What to work on:
Which lines in the records below contain the word "number"? Copy each one out.

== Study material ==

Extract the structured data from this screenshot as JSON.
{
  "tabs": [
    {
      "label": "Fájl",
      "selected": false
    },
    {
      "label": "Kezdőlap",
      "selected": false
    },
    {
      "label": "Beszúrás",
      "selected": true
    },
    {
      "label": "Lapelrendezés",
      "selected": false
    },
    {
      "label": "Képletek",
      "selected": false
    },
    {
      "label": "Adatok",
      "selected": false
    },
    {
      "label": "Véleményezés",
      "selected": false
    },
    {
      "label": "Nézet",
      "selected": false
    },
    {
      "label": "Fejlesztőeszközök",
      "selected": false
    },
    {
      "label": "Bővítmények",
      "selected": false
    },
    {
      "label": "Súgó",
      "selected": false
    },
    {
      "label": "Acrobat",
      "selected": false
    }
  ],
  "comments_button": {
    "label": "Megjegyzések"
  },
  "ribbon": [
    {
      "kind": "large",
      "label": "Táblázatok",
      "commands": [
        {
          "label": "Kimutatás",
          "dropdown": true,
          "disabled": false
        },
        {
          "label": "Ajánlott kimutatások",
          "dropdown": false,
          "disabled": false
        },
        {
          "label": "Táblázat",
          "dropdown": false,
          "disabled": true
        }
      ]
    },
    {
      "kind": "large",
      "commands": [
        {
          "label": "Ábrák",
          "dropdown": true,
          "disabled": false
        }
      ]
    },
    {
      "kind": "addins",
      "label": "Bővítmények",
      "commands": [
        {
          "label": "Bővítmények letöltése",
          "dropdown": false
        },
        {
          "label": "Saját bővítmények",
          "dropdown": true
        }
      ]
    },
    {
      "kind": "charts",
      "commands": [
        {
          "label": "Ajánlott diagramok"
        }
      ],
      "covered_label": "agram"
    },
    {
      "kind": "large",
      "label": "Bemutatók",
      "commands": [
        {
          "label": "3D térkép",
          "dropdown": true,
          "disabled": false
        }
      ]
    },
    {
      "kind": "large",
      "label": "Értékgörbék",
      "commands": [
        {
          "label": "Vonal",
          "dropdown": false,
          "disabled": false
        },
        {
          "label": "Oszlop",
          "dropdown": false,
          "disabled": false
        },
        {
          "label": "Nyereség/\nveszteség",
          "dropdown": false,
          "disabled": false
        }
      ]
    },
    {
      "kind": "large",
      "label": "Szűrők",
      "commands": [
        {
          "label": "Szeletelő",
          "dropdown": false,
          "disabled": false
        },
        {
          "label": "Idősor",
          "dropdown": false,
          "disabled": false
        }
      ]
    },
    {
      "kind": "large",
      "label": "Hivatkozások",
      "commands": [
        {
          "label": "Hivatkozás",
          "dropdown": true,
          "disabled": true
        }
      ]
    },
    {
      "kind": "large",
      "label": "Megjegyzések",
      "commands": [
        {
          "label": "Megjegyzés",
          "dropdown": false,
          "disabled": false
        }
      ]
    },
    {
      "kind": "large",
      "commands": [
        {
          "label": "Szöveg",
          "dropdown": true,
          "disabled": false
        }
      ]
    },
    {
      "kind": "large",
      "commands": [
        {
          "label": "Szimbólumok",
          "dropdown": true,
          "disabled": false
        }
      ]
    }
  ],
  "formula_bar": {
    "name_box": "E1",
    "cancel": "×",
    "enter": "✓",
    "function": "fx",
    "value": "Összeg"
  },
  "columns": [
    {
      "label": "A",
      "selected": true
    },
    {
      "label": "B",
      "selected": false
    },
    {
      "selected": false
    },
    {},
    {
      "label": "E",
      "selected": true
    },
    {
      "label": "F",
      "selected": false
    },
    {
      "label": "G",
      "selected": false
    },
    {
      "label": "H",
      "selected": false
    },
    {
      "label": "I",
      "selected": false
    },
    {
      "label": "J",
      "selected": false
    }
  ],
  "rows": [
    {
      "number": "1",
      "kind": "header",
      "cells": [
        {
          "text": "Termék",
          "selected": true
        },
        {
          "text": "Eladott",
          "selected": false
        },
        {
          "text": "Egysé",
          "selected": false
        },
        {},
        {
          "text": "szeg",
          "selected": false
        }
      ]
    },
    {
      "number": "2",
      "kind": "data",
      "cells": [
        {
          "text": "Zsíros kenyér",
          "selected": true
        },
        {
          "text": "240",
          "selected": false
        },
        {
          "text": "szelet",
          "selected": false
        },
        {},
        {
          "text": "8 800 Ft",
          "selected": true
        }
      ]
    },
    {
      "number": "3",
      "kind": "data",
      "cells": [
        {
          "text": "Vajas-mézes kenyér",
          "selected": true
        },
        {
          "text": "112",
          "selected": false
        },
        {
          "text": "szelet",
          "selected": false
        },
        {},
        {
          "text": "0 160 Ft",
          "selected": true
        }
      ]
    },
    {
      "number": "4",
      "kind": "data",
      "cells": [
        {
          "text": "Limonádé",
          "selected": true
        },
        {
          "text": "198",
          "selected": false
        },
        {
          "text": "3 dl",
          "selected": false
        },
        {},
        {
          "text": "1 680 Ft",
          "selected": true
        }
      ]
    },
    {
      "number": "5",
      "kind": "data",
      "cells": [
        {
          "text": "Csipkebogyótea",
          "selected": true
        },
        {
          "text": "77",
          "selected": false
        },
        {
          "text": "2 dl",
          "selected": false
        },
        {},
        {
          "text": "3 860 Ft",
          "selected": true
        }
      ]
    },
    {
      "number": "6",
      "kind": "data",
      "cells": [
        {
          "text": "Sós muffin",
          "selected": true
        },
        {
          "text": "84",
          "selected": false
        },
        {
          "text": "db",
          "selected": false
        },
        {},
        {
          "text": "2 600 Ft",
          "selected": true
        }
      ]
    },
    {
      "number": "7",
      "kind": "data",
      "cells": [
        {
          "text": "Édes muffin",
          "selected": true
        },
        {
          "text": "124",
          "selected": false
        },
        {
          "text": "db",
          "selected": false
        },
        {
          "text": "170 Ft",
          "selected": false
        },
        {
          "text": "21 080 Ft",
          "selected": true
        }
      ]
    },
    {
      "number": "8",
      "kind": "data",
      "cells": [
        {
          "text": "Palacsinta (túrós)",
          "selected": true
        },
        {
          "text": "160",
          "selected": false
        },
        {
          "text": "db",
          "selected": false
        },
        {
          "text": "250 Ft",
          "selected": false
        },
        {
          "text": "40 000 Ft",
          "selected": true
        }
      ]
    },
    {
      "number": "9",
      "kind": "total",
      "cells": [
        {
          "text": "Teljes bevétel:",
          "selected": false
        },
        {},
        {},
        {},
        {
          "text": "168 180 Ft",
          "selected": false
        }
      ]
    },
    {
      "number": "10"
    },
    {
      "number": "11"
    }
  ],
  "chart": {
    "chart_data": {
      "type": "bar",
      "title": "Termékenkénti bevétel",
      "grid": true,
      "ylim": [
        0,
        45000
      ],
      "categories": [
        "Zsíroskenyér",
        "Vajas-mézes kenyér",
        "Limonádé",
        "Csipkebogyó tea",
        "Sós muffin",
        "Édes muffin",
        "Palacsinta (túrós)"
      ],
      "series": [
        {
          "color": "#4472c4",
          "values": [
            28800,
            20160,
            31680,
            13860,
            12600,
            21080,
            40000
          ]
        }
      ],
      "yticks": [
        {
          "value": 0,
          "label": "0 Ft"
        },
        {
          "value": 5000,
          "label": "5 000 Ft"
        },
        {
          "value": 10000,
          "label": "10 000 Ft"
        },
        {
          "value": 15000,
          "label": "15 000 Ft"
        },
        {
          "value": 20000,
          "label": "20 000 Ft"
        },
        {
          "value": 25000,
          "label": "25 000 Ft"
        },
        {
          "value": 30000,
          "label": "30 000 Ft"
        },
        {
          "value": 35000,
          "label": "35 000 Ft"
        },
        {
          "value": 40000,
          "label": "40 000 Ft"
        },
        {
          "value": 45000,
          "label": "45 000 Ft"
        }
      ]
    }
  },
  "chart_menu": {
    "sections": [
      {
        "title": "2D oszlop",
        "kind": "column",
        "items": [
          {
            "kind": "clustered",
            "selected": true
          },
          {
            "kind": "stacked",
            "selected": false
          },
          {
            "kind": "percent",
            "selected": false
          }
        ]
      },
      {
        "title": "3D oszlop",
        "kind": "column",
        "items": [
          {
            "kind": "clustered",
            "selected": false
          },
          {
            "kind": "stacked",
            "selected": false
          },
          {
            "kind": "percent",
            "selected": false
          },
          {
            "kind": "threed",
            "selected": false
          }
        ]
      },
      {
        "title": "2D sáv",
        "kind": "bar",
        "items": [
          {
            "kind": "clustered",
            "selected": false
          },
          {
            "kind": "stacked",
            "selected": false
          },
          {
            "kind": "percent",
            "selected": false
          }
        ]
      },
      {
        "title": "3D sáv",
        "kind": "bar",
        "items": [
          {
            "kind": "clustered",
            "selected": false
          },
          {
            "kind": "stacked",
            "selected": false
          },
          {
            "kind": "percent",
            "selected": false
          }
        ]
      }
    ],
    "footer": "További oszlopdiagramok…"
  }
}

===

Response to the exercise:
      "number": "1",
      "number": "2",
      "number": "3",
      "number": "4",
      "number": "5",
      "number": "6",
      "number": "7",
      "number": "8",
      "number": "9",
      "number": "10"
      "number": "11"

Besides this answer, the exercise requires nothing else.